Radiographie studies of the deep superior epigastric artery (DSEA) and its connections within the soft tissues of the abdominal wall were performed in 64 fresh cadavers. The patterns of anastomosis between the deep superior epigastric artery and the deep inferior epigastric artery (DIEA) were noted. Type I (29 percent) revealed a single deep superior epigastric artery and deep inferior epigastric artery, type II (57 percent) revealed a double-branched system of each vessel, and type III (14 percent) revealed a system of three or more major branches. In each case, the two systems were united by choke vessels in the segment of muscle above the umbilicus.
The supply to the various transverse and vertical skin flaps from the deep superior epigastric artery was defined as a series of captured anatomic territories bounded by choke vessels. The upper transverse and vertical flaps had the best supply, and the TRAM flap had the most tenuous supply. Midline crossover occurs predominantly in the subdermal plexus and on the surface of the rectus sheath.
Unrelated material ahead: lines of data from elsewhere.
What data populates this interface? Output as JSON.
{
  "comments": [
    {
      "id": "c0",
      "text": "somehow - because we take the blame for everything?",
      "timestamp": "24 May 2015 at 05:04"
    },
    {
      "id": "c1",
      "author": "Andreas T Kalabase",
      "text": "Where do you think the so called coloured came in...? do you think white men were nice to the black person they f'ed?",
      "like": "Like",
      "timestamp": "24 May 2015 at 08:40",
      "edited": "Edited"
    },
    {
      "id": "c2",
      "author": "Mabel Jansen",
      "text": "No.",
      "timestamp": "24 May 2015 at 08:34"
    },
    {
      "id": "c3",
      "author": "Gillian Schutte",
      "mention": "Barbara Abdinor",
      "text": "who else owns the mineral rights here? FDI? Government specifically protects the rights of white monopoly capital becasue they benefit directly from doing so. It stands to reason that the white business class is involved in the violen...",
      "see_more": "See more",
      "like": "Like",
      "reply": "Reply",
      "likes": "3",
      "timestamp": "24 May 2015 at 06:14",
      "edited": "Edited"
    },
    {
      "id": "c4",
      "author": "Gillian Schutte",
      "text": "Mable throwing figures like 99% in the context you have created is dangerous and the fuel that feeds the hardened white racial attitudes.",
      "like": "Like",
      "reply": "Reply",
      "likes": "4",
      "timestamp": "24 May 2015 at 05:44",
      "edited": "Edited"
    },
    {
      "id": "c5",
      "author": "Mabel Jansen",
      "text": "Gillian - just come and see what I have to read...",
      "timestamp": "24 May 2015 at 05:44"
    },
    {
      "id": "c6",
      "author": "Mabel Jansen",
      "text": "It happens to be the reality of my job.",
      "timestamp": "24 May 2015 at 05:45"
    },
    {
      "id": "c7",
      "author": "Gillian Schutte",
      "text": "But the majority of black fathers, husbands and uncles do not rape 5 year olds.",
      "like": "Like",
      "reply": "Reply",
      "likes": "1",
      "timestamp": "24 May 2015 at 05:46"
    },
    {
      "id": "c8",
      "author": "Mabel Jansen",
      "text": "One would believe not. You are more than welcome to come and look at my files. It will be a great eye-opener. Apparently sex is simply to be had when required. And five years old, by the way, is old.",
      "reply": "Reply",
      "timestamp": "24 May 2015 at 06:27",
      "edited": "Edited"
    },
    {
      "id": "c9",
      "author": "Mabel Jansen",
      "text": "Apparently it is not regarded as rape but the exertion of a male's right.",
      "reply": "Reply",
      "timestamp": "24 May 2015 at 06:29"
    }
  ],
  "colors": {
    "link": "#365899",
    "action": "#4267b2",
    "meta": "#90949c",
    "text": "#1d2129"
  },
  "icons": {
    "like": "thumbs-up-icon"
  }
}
Modifications of the design of the TRAM flap, the case for a delay procedure, the wisdom of including a strip of anterior rectus sheath, and the risks of splitting the muscle with respect to its nerve supply and vascular patterns are discussed on an anatomic basis.